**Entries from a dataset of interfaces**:
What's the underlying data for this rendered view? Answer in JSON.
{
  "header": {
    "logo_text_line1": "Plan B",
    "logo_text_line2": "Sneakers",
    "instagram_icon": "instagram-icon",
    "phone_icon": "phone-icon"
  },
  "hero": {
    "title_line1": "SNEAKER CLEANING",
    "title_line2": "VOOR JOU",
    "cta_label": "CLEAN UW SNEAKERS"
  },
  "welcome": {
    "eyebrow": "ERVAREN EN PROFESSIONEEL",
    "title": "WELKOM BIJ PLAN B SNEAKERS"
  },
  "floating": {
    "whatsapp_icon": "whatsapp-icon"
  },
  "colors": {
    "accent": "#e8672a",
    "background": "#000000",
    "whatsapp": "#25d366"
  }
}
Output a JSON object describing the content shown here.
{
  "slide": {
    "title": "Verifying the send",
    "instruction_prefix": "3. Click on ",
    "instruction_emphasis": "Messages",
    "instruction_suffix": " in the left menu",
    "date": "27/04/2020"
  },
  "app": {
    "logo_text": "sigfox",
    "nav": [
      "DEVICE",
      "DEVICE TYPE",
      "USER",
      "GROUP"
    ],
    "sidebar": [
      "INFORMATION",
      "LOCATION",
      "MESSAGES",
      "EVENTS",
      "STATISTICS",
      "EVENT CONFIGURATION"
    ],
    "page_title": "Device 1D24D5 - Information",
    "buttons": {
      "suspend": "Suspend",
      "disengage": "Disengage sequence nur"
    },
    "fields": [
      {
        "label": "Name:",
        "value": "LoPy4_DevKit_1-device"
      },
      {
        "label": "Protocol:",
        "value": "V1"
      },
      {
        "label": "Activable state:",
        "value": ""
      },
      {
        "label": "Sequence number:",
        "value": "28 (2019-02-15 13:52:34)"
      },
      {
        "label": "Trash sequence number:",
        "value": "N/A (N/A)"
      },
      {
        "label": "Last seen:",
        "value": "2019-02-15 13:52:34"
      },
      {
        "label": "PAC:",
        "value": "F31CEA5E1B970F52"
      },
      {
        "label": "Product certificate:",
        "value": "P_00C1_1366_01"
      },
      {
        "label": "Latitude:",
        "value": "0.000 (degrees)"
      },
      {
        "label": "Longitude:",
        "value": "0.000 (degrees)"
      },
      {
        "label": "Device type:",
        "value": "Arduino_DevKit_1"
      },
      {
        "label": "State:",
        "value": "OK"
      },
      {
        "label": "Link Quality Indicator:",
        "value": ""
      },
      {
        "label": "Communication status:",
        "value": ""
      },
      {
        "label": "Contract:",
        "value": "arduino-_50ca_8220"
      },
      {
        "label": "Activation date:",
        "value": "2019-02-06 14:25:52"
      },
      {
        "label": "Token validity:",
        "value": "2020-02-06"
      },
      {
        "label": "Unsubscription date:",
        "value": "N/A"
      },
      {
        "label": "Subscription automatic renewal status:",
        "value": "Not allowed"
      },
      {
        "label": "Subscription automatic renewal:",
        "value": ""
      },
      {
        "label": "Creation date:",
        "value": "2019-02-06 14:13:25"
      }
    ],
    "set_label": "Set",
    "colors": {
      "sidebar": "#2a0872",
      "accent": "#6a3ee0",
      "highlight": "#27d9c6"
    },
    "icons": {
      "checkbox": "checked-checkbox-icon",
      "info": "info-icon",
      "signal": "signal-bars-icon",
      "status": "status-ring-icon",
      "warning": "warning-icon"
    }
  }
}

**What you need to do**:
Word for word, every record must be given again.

**Response to the task**:
What's the underlying data for this rendered view? Answer in JSON.
{
  "header": {
    "logo_text_line1": "Plan B",
    "logo_text_line2": "Sneakers",
    "instagram_icon": "instagram-icon",
    "phone_icon": "phone-icon"
  },
  "hero": {
    "title_line1": "SNEAKER CLEANING",
    "title_line2": "VOOR JOU",
    "cta_label": "CLEAN UW SNEAKERS"
  },
  "welcome": {
    "eyebrow": "ERVAREN EN PROFESSIONEEL",
    "title": "WELKOM BIJ PLAN B SNEAKERS"
  },
  "floating": {
    "whatsapp_icon": "whatsapp-icon"
  },
  "colors": {
    "accent": "#e8672a",
    "background": "#000000",
    "whatsapp": "#25d366"
  }
}
Output a JSON object describing the content shown here.
{
  "slide": {
    "title": "Verifying the send",
    "instruction_prefix": "3. Click on ",
    "instruction_emphasis": "Messages",
    "instruction_suffix": " in the left menu",
    "date": "27/04/2020"
  },
  "app": {
    "logo_text": "sigfox",
    "nav": [
      "DEVICE",
      "DEVICE TYPE",
      "USER",
      "GROUP"
    ],
    "sidebar": [
      "INFORMATION",
      "LOCATION",
      "MESSAGES",
      "EVENTS",
      "STATISTICS",
      "EVENT CONFIGURATION"
    ],
    "page_title": "Device 1D24D5 - Information",
    "buttons": {
      "suspend": "Suspend",
      "disengage": "Disengage sequence nur"
    },
    "fields": [
      {
        "label": "Name:",
        "value": "LoPy4_DevKit_1-device"
      },
      {
        "label": "Protocol:",
        "value": "V1"
      },
      {
        "label": "Activable state:",
        "value": ""
      },
      {
        "label": "Sequence number:",
        "value": "28 (2019-02-15 13:52:34)"
      },
      {
        "label": "Trash sequence number:",
        "value": "N/A (N/A)"
      },
      {
        "label": "Last seen:",
        "value": "2019-02-15 13:52:34"
      },
      {
        "label": "PAC:",
        "value": "F31CEA5E1B970F52"
      },
      {
        "label": "Product certificate:",
        "value": "P_00C1_1366_01"
      },
      {
        "label": "Latitude:",
        "value": "0.000 (degrees)"
      },
      {
        "label": "Longitude:",
        "value": "0.000 (degrees)"
      },
      {
        "label": "Device type:",
        "value": "Arduino_DevKit_1"
      },
      {
        "label": "State:",
        "value": "OK"
      },
      {
        "label": "Link Quality Indicator:",
        "value": ""
      },
      {
        "label": "Communication status:",
        "value": ""
      },
      {
        "label": "Contract:",
        "value": "arduino-_50ca_8220"
      },
      {
        "label": "Activation date:",
        "value": "2019-02-06 14:25:52"
      },
      {
        "label": "Token validity:",
        "value": "2020-02-06"
      },
      {
        "label": "Unsubscription date:",
        "value": "N/A"
      },
      {
        "label": "Subscription automatic renewal status:",
        "value": "Not allowed"
      },
      {
        "label": "Subscription automatic renewal:",
        "value": ""
      },
      {
        "label": "Creation date:",
        "value": "2019-02-06 14:13:25"
      }
    ],
    "set_label": "Set",
    "colors": {
      "sidebar": "#2a0872",
      "accent": "#6a3ee0",
      "highlight": "#27d9c6"
    },
    "icons": {
      "checkbox": "checked-checkbox-icon",
      "info": "info-icon",
      "signal": "signal-bars-icon",
      "status": "status-ring-icon",
      "warning": "warning-icon"
    }
  }
}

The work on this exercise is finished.